On my last trip home, I got a whole bag of persimmons. My mom has persimmon trees in her backyard, so every year I’m searching for new persimmon recipes.
This weekend I decided to try out a cranberry persimmon bread I found on Former Chef. I love the color of the bread and how there was an orange swirl on the top. Usually the persimmon breads I make are a dark brown.
There are two main types of persimmons: hachiya and fuyu. Hachiya persimmons tend to be bigger, have a long, oval shape and a pointy bottom. Hachiya persimmons should only be eaten after they are really ripe and soft (to the point where they are basically mushy). I’ve never eaten a Hachiya persimmon before it turns fully soft, but I’ve heard the experience is quite awful. Fuyu persimmons are flatter in shape, and look kind of like a tomato. Fuyu persimmons can be eaten crunchy. I did a post about the differences last year here.
I brought back both type of persimmons, but I used the soft hachiya ones for this bread.

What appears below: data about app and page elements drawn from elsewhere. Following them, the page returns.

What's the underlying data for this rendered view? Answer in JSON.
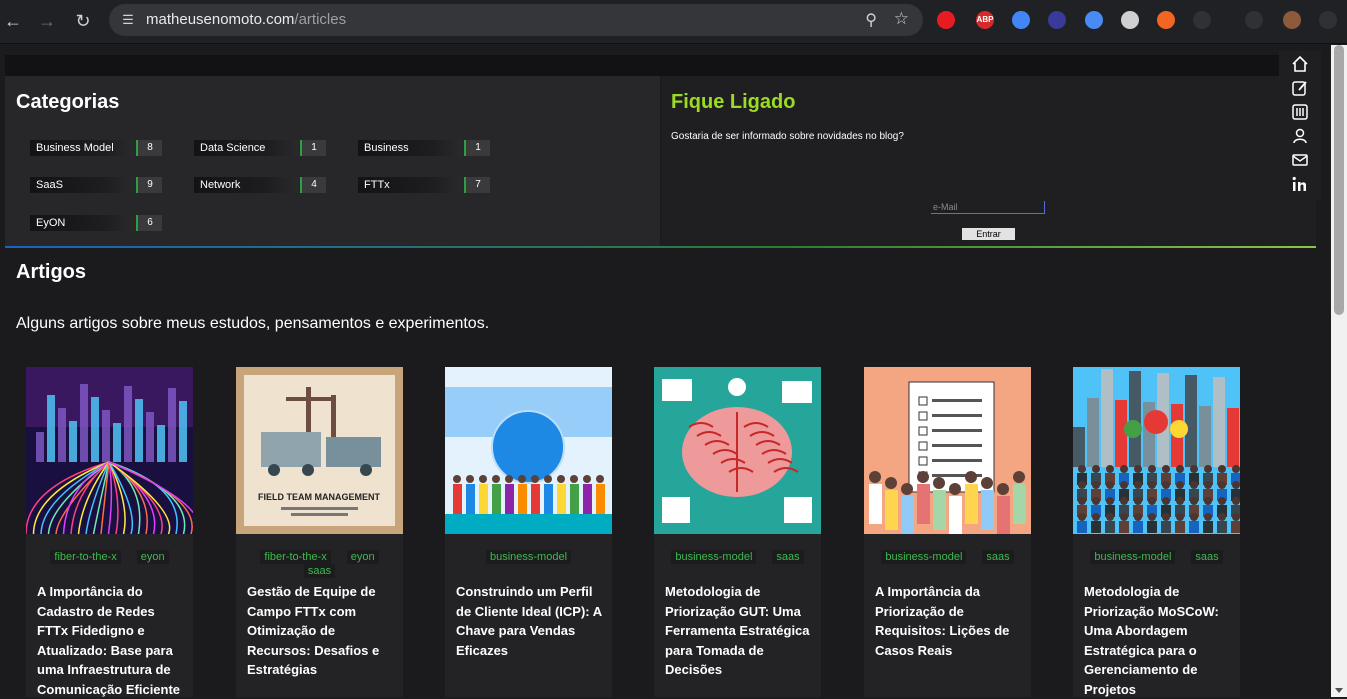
{
  "browser": {
    "url_host": "matheusenomoto.com",
    "url_path": "/articles",
    "extensions": [
      {
        "name": "ublock-icon",
        "color": "#e81b23",
        "label": ""
      },
      {
        "name": "adblock-plus-icon",
        "color": "#d62a2a",
        "label": "ABP"
      },
      {
        "name": "color-picker-icon",
        "color": "#4285f4",
        "label": ""
      },
      {
        "name": "pen-icon",
        "color": "#3a3a9a",
        "label": ""
      },
      {
        "name": "docs-icon",
        "color": "#4a8af4",
        "label": ""
      },
      {
        "name": "window-icon",
        "color": "#d0d0d0",
        "label": ""
      },
      {
        "name": "bolt-icon",
        "color": "#f26522",
        "label": ""
      },
      {
        "name": "puzzle-icon",
        "color": "#303134",
        "label": ""
      },
      {
        "name": "media-icon",
        "color": "#303134",
        "label": ""
      },
      {
        "name": "profile-avatar",
        "color": "#8d5a3b",
        "label": ""
      },
      {
        "name": "kebab-menu-icon",
        "color": "#303134",
        "label": ""
      }
    ]
  },
  "categories": {
    "title": "Categorias",
    "items": [
      {
        "name": "Business Model",
        "count": "8"
      },
      {
        "name": "Data Science",
        "count": "1"
      },
      {
        "name": "Business",
        "count": "1"
      },
      {
        "name": "SaaS",
        "count": "9"
      },
      {
        "name": "Network",
        "count": "4"
      },
      {
        "name": "FTTx",
        "count": "7"
      },
      {
        "name": "EyON",
        "count": "6"
      }
    ]
  },
  "subscribe": {
    "title": "Fique Ligado",
    "question": "Gostaria de ser informado sobre novidades no blog?",
    "email_placeholder": "e-Mail",
    "button": "Entrar"
  },
  "articles": {
    "title": "Artigos",
    "subtitle": "Alguns artigos sobre meus estudos, pensamentos e experimentos.",
    "cards": [
      {
        "tags": [
          "fiber-to-the-x",
          "eyon"
        ],
        "title": "A Importância do Cadastro de Redes FTTx Fidedigno e Atualizado: Base para uma Infraestrutura de Comunicação Eficiente",
        "image": "city-network-illustration",
        "image_text": ""
      },
      {
        "tags": [
          "fiber-to-the-x",
          "eyon",
          "saas"
        ],
        "title": "Gestão de Equipe de Campo FTTx com Otimização de Recursos: Desafios e Estratégias",
        "image": "field-team-management-cover",
        "image_text": "FIELD TEAM MANAGEMENT"
      },
      {
        "tags": [
          "business-model"
        ],
        "title": "Construindo um Perfil de Cliente Ideal (ICP): A Chave para Vendas Eficazes",
        "image": "people-globe-illustration",
        "image_text": ""
      },
      {
        "tags": [
          "business-model",
          "saas"
        ],
        "title": "Metodologia de Priorização GUT: Uma Ferramenta Estratégica para Tomada de Decisões",
        "image": "brain-illustration",
        "image_text": ""
      },
      {
        "tags": [
          "business-model",
          "saas"
        ],
        "title": "A Importância da Priorização de Requisitos: Lições de Casos Reais",
        "image": "requirements-checklist-illustration",
        "image_text": ""
      },
      {
        "tags": [
          "business-model",
          "saas"
        ],
        "title": "Metodologia de Priorização MoSCoW: Uma Abordagem Estratégica para o Gerenciamento de Projetos",
        "image": "moscow-crowd-illustration",
        "image_text": ""
      }
    ]
  }
}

The ones pictured in the photos are actually fuyu persimmons because they stand up easier.
The only thing I didn’t like that happened with my bread is the top layer. The directions said to save half a cup of persimmon puree and pour it on top of the batter to create the orange effect. However, the batter is pretty thick. When I poured the puree on top, I wondered how the puree would seep inside. The directions didn’t say to mix it or make a well in the batter, etc. As a result, when my bread finished baking the puree poured on top simply formed a thin crust on the outside, that made it look like melted cheese.
Other than the snag I hit with the crust layer, I really enjoyed this bread. It was moist, had a slight taste of persimmon and I love the crimson red cranberries poking out. I definitely will make this bread again, though next time I’m going to make a well along the middle of the bread to pour in the puree, rather than just pouring it on top since all it did was spread everywhere and form a wet crust.
You can view Former Chef’s recipe here.